The Column of Constantine in its original form, with the statue of Constantine as Apollo on top

The column was dedicated on May 11, 330 AD, with a mix of Christian and pagan ceremonies.

In Constantine's day the column was at the center of the Forum of Constantine (today known as Çemberlitaş Square), an oval forum situated outside the city walls in the vicinity of what may have been the west gate of Antoninia. On its erection, the column was 50 meters tall, constructed of several cylindrical porphyry blocks. The exact number of porphyry blocks is disputed, but common figures range from seven, up to as many as eleven.[2] These blocks were surmounted by a statue of Constantine in the figure of Apollo. The orb he carried was said to contain a fragment of the True Cross. At the foot of the column was a sanctuary which contained relics allegedly from the crosses of the two thieves who were crucified with Jesus Christ at Calvary, the baskets from the loaves and fishes miracle, an alabaster ointment jar belonging to Mary Magdalene and used by her for anointing the head and feet of Jesus,[3] and the palladium of ancient Rome (a wooden statue of Pallas Athena from Troy).

A strong gale in 1106 AD felled the statue and three of the upper cylinders of the column. Some years later, Byzantine emperor Manuel I Komnenos (reigned 1143-1180) placed a cross on top in place of the original statue and added a commemorative inscription that read "Faithful Manuel invigorated this holy work of art, which has been damaged by time". Bronze wreaths once covered the joints between the drums, but these were taken by the Latin Crusaders who plundered the city during the Fourth Crusade in 1204. The cross was removed by the Ottoman Turks after the fall of Constantinople in 1453.[4]

Earthquakes and a fire in 1779 destroyed the neighborhood surrounding the column, leaving it with black scorch marks and earning it the name 'Burnt Column' (or, as referred to by Gibbon, the "burned pillar"). The column was restored by Abdülhamid I, who had the present masonry base added.[5] The base was strengthened in 1779. The original platform of the column is 2.5 meters (about 8 feet) below ground.

The Column of Constantine in 2011.


The Column of Constantine is one of the most important examples of Roman art in Istanbul.

The column is 35 metres high. Restoration work has been under way since 1955. Cracks in the porphyry were filled and metal brackets renewed in 1972.

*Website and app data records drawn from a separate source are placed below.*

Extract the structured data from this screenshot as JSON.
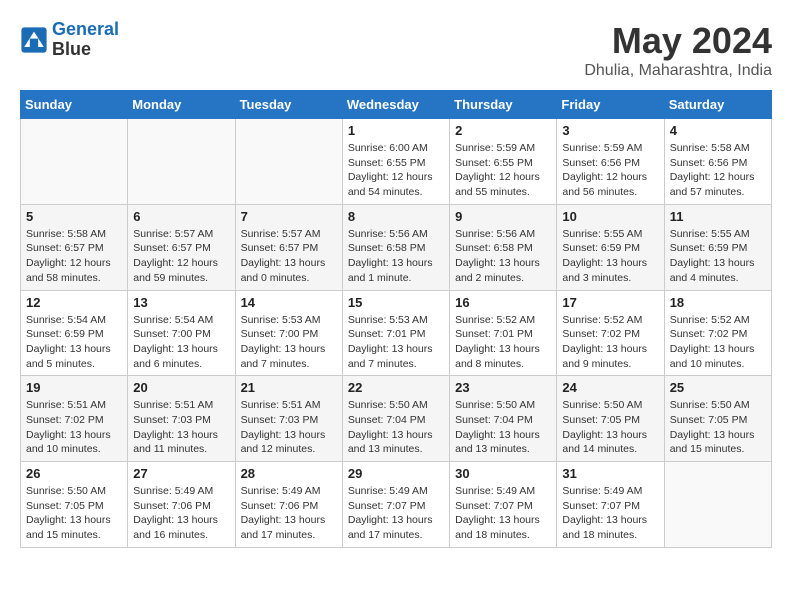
{
  "header": {
    "logo_line1": "General",
    "logo_line2": "Blue",
    "month_title": "May 2024",
    "location": "Dhulia, Maharashtra, India"
  },
  "weekdays": [
    "Sunday",
    "Monday",
    "Tuesday",
    "Wednesday",
    "Thursday",
    "Friday",
    "Saturday"
  ],
  "weeks": [
    [
      {
        "day": "",
        "info": ""
      },
      {
        "day": "",
        "info": ""
      },
      {
        "day": "",
        "info": ""
      },
      {
        "day": "1",
        "info": "Sunrise: 6:00 AM\nSunset: 6:55 PM\nDaylight: 12 hours\nand 54 minutes."
      },
      {
        "day": "2",
        "info": "Sunrise: 5:59 AM\nSunset: 6:55 PM\nDaylight: 12 hours\nand 55 minutes."
      },
      {
        "day": "3",
        "info": "Sunrise: 5:59 AM\nSunset: 6:56 PM\nDaylight: 12 hours\nand 56 minutes."
      },
      {
        "day": "4",
        "info": "Sunrise: 5:58 AM\nSunset: 6:56 PM\nDaylight: 12 hours\nand 57 minutes."
      }
    ],
    [
      {
        "day": "5",
        "info": "Sunrise: 5:58 AM\nSunset: 6:57 PM\nDaylight: 12 hours\nand 58 minutes."
      },
      {
        "day": "6",
        "info": "Sunrise: 5:57 AM\nSunset: 6:57 PM\nDaylight: 12 hours\nand 59 minutes."
      },
      {
        "day": "7",
        "info": "Sunrise: 5:57 AM\nSunset: 6:57 PM\nDaylight: 13 hours\nand 0 minutes."
      },
      {
        "day": "8",
        "info": "Sunrise: 5:56 AM\nSunset: 6:58 PM\nDaylight: 13 hours\nand 1 minute."
      },
      {
        "day": "9",
        "info": "Sunrise: 5:56 AM\nSunset: 6:58 PM\nDaylight: 13 hours\nand 2 minutes."
      },
      {
        "day": "10",
        "info": "Sunrise: 5:55 AM\nSunset: 6:59 PM\nDaylight: 13 hours\nand 3 minutes."
      },
      {
        "day": "11",
        "info": "Sunrise: 5:55 AM\nSunset: 6:59 PM\nDaylight: 13 hours\nand 4 minutes."
      }
    ],
    [
      {
        "day": "12",
        "info": "Sunrise: 5:54 AM\nSunset: 6:59 PM\nDaylight: 13 hours\nand 5 minutes."
      },
      {
        "day": "13",
        "info": "Sunrise: 5:54 AM\nSunset: 7:00 PM\nDaylight: 13 hours\nand 6 minutes."
      },
      {
        "day": "14",
        "info": "Sunrise: 5:53 AM\nSunset: 7:00 PM\nDaylight: 13 hours\nand 7 minutes."
      },
      {
        "day": "15",
        "info": "Sunrise: 5:53 AM\nSunset: 7:01 PM\nDaylight: 13 hours\nand 7 minutes."
      },
      {
        "day": "16",
        "info": "Sunrise: 5:52 AM\nSunset: 7:01 PM\nDaylight: 13 hours\nand 8 minutes."
      },
      {
        "day": "17",
        "info": "Sunrise: 5:52 AM\nSunset: 7:02 PM\nDaylight: 13 hours\nand 9 minutes."
      },
      {
        "day": "18",
        "info": "Sunrise: 5:52 AM\nSunset: 7:02 PM\nDaylight: 13 hours\nand 10 minutes."
      }
    ],
    [
      {
        "day": "19",
        "info": "Sunrise: 5:51 AM\nSunset: 7:02 PM\nDaylight: 13 hours\nand 10 minutes."
      },
      {
        "day": "20",
        "info": "Sunrise: 5:51 AM\nSunset: 7:03 PM\nDaylight: 13 hours\nand 11 minutes."
      },
      {
        "day": "21",
        "info": "Sunrise: 5:51 AM\nSunset: 7:03 PM\nDaylight: 13 hours\nand 12 minutes."
      },
      {
        "day": "22",
        "info": "Sunrise: 5:50 AM\nSunset: 7:04 PM\nDaylight: 13 hours\nand 13 minutes."
      },
      {
        "day": "23",
        "info": "Sunrise: 5:50 AM\nSunset: 7:04 PM\nDaylight: 13 hours\nand 13 minutes."
      },
      {
        "day": "24",
        "info": "Sunrise: 5:50 AM\nSunset: 7:05 PM\nDaylight: 13 hours\nand 14 minutes."
      },
      {
        "day": "25",
        "info": "Sunrise: 5:50 AM\nSunset: 7:05 PM\nDaylight: 13 hours\nand 15 minutes."
      }
    ],
    [
      {
        "day": "26",
        "info": "Sunrise: 5:50 AM\nSunset: 7:05 PM\nDaylight: 13 hours\nand 15 minutes."
      },
      {
        "day": "27",
        "info": "Sunrise: 5:49 AM\nSunset: 7:06 PM\nDaylight: 13 hours\nand 16 minutes."
      },
      {
        "day": "28",
        "info": "Sunrise: 5:49 AM\nSunset: 7:06 PM\nDaylight: 13 hours\nand 17 minutes."
      },
      {
        "day": "29",
        "info": "Sunrise: 5:49 AM\nSunset: 7:07 PM\nDaylight: 13 hours\nand 17 minutes."
      },
      {
        "day": "30",
        "info": "Sunrise: 5:49 AM\nSunset: 7:07 PM\nDaylight: 13 hours\nand 18 minutes."
      },
      {
        "day": "31",
        "info": "Sunrise: 5:49 AM\nSunset: 7:07 PM\nDaylight: 13 hours\nand 18 minutes."
      },
      {
        "day": "",
        "info": ""
      }
    ]
  ]
}
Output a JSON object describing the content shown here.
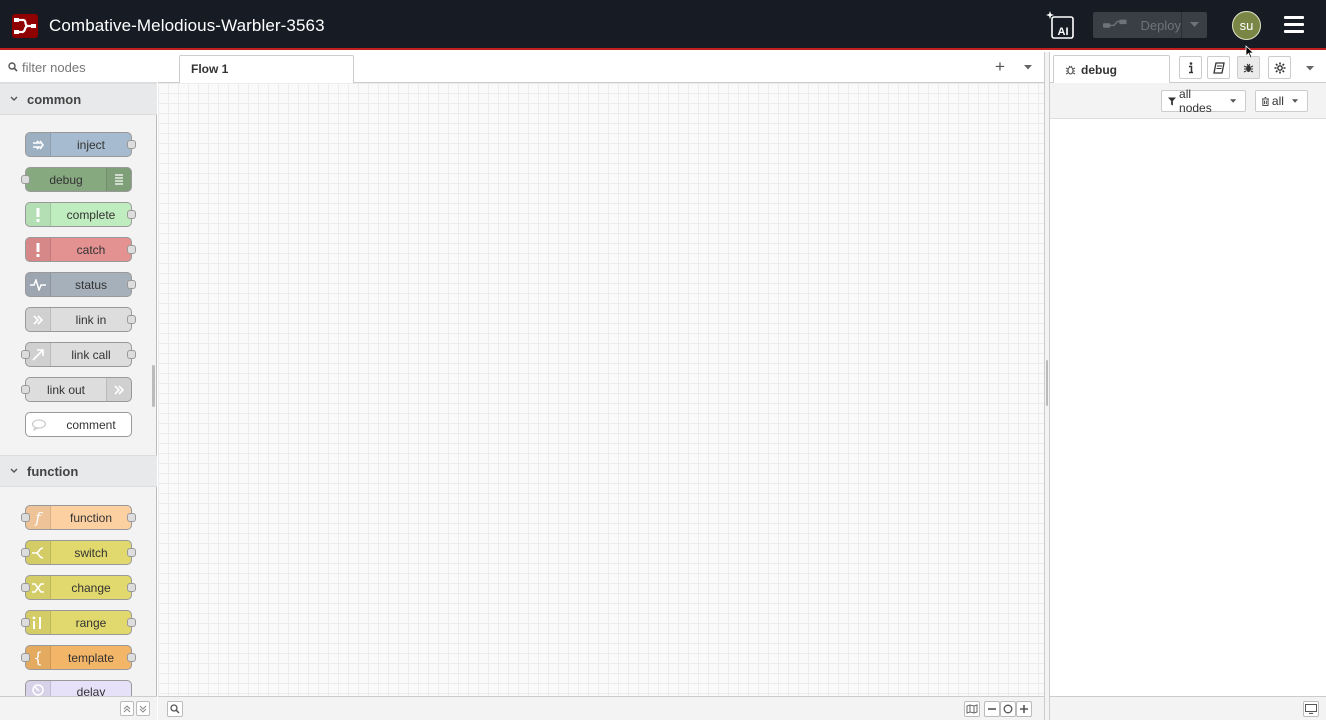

Since 1985, the monuments of the historic areas of Istanbul, including the Column, have been listed as a UNESCO World Heritage Site.

See also[edit]


  1. ^ Durant, Will (1950). The Age of Faith. The Story of Civilization. 4. New York: Simon and Schuster. p. 5.
  2. ^ Mango, C. (1981) Constantine's Porphyry Column and the Chapel of St. Constantine, p. 104.
  3. ^ Clarke, Howard: The Gospel of Matthew and its Readers. Indiana University Press, 2003. p.204.
  4. ^ "Çemberlitas (Burnt Column), Istanbul". Retrieved 2008-01-15.
  5. ^ "Çemberlitas (Burnt Column), Istanbul". Retrieved 2008-01-15.

External links[edit]

Media related to Column of Constantine at Wikimedia Commons

Coordinates: 41°00′31″N 28°58′16″E / 41.00861°N 28.97111°E / 41.00861; 28.97111